The 2019 edition of the UCLG Congress, held in the South African city of Durban from 11 to 15 November, has provided local governments gathered in the framework of the UCLG Committee on Social Inclusion, Participatory Democracy and Human Rights (UCLG CSIPDHR) with a platform to advance many of their priorities and shared initiatives at a global level. Many events of the Congress offered meaningful windows of opportunity for UCLG constituency to debate on emerging topics in conjunction with civil society and human rights defenders. The Committee will seek to embed these discussions in the next horizon of the global municipal movement.
The UCLG World Congress is the main gathering of the world constituency of local governments, convened by United Cities and Local Governments (UCLG) every three years. On its 2019 edition, the Congress took place in Durban (South Africa), gathering more than 3.000 participants from across the world, including mayors, councilors, local government officials and representatives of national associations. The Congress was organized around four different tracks, with a view to give voice to different part of the constituency: members, regional sections, civil society and international partners (among which, most of the largest city networks).
The Congress produced a relevant sum of outcomes and declarations, among which the Durban Political Declaration.
More local stakeholders now engage in human rights and right to the city action
Members of UCLG CSIPDHR identified the Congress as an opportunity to advance their policy priorities and shared initiatives within UCLG alongside civil society partners. In order to maximize their impact, several UCLG partners sharing work priorities on human rights and right to the city related issues hosted a shared stand for the whole Congress: The “Right to the City and Human Rights Hub”. The Hub was convened by the UCLG CSIPDHR, the City of Gwangju, the International Observatory on Participatory Democracy, the Mediterranean City-to-City Migration project, the UN Special Rapporteur on the Right to Housing and the Global Platform for the Right to the City.
A particularly relevant human rights discussion took place on the second day of the Congress, gathering mayors, councilors and municipal officers from Brasiléia, Caldes de Montbuí, Gwangju, Libreville, Mexico City, Montevideo, Plaine Commune and Sousse, as well as a representative from the Global Platform for the Right to the City. This meeting allowed to explore emerging topics for the constituency – such as women rights, non-discrimination or participatory democracy – as well as future priorities for networking.
The right to the city framework was addressed in this discussion, but enjoyed a specific focus in the “UCLG Town Hall” session organized by the GPR2C. In this context, various mayors and councilors were able to hold an open conversation with civil society and social movements, on topics such as financialization and equality. A document containing policy recommendations was drafted by the GPR2C as a follow-up.
In connection to these discussions, the IOPD organized a presentation of its next Conference, to be held in Iztapalapa (7-10 December). The Iztapalapa Conference will focus on the connection between participatory democracy and the right to the city in metropolitan contexts, especially by residents of peripheral cities.

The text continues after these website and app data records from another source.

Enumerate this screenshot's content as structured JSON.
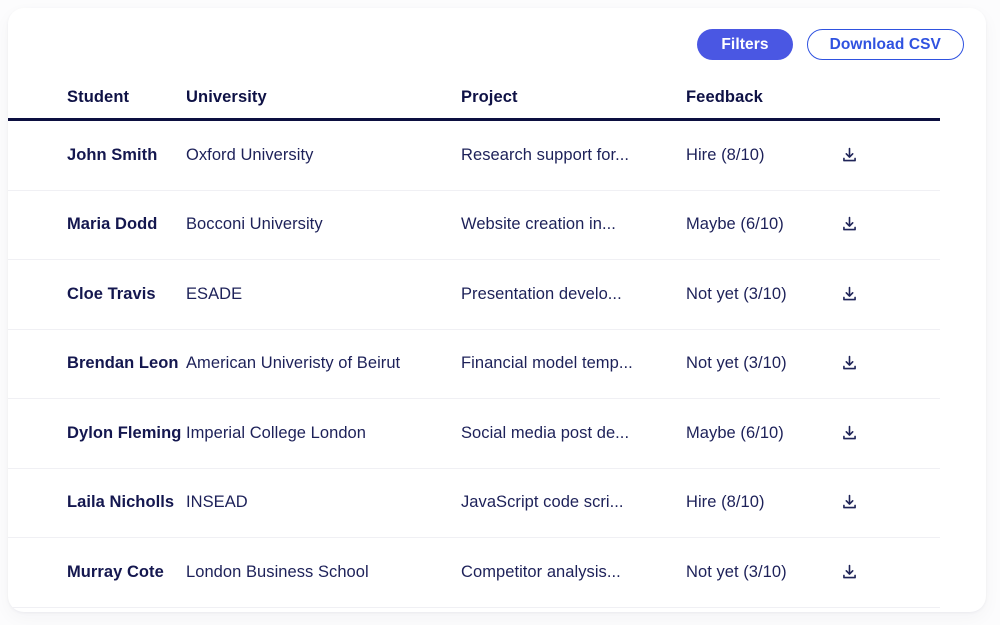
{
  "toolbar": {
    "filters_label": "Filters",
    "download_csv_label": "Download CSV",
    "filters_color": "#4a57e3",
    "csv_border_color": "#2f52e0"
  },
  "table": {
    "columns": [
      {
        "key": "student",
        "label": "Student"
      },
      {
        "key": "university",
        "label": "University"
      },
      {
        "key": "project",
        "label": "Project"
      },
      {
        "key": "feedback",
        "label": "Feedback"
      },
      {
        "key": "action",
        "label": ""
      }
    ],
    "header_rule_color": "#0c0f40",
    "rows": [
      {
        "student": "John Smith",
        "university": "Oxford University",
        "project": "Research support for...",
        "feedback": "Hire (8/10)",
        "action_icon": "download-icon"
      },
      {
        "student": "Maria Dodd",
        "university": "Bocconi University",
        "project": "Website creation in...",
        "feedback": "Maybe (6/10)",
        "action_icon": "download-icon"
      },
      {
        "student": "Cloe Travis",
        "university": "ESADE",
        "project": "Presentation develo...",
        "feedback": "Not yet (3/10)",
        "action_icon": "download-icon"
      },
      {
        "student": "Brendan Leon",
        "university": "American Univeristy of Beirut",
        "project": "Financial model temp...",
        "feedback": "Not yet (3/10)",
        "action_icon": "download-icon"
      },
      {
        "student": "Dylon Fleming",
        "university": "Imperial College London",
        "project": "Social media post de...",
        "feedback": "Maybe (6/10)",
        "action_icon": "download-icon"
      },
      {
        "student": "Laila Nicholls",
        "university": "INSEAD",
        "project": "JavaScript code scri...",
        "feedback": "Hire (8/10)",
        "action_icon": "download-icon"
      },
      {
        "student": "Murray Cote",
        "university": "London Business School",
        "project": "Competitor analysis...",
        "feedback": "Not yet (3/10)",
        "action_icon": "download-icon"
      }
    ]
  }
}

This topic was equally addressed in the Congress by the Forum of Peripheral Local Authorities (FALP) in a dedicated section about it. This session provided a follow-up to discussions held by the FALP after its Jerusalem Forum.
Consolidating emerging thematic priorities
Housing was a central topic in right to the city and human rights discussions, but was specifically addressed in the third day of the Congress through a Special Session. This event gathered both members of the “Cities for Adequate Housing” Declaration and local governments that were not familiar to this initiative yet had an interest to debate on this issue. Key messages on the right to housing in the Declaration were reinforced. The event also welcomed the UN Special Rapporteur on Adequate Housing, Leilani Farha. Rapporteur Farha also organized a local government consultation aimed at including the local government perspective to her last annual report.
Migration was addressed with particular interest by members and partners alike. Many sessions, especially those organized by the UCLG migration team and partners in the MC2CM project, delivered emerging priorities by local governments on this topic, such as developing sound social inclusion mechanisms and to take action on non-discrimination. The Congress witnessed the second meeting of the UCLG Community of Practice on Migration, a Special Session on Migration and a presentation of the MC2CM project, among other events.
The wide variety of topics explored throughout the Congress, as well as the interest raised by sessions organized by UCLG CSIPDHR and its partners, allowed the “Cities for Rights” movement to strengthen its visibility. The Committee provided a platform for holding and promoting discussions and collective action on several priority topics for members. It also showed its capacity to adapt and to connect discussions held in its framework to UCLG overall strategic priorities. The participation of new local governments and the opening up to new thematic discussions will allow to develop an even more far-reaching action plan for the next period.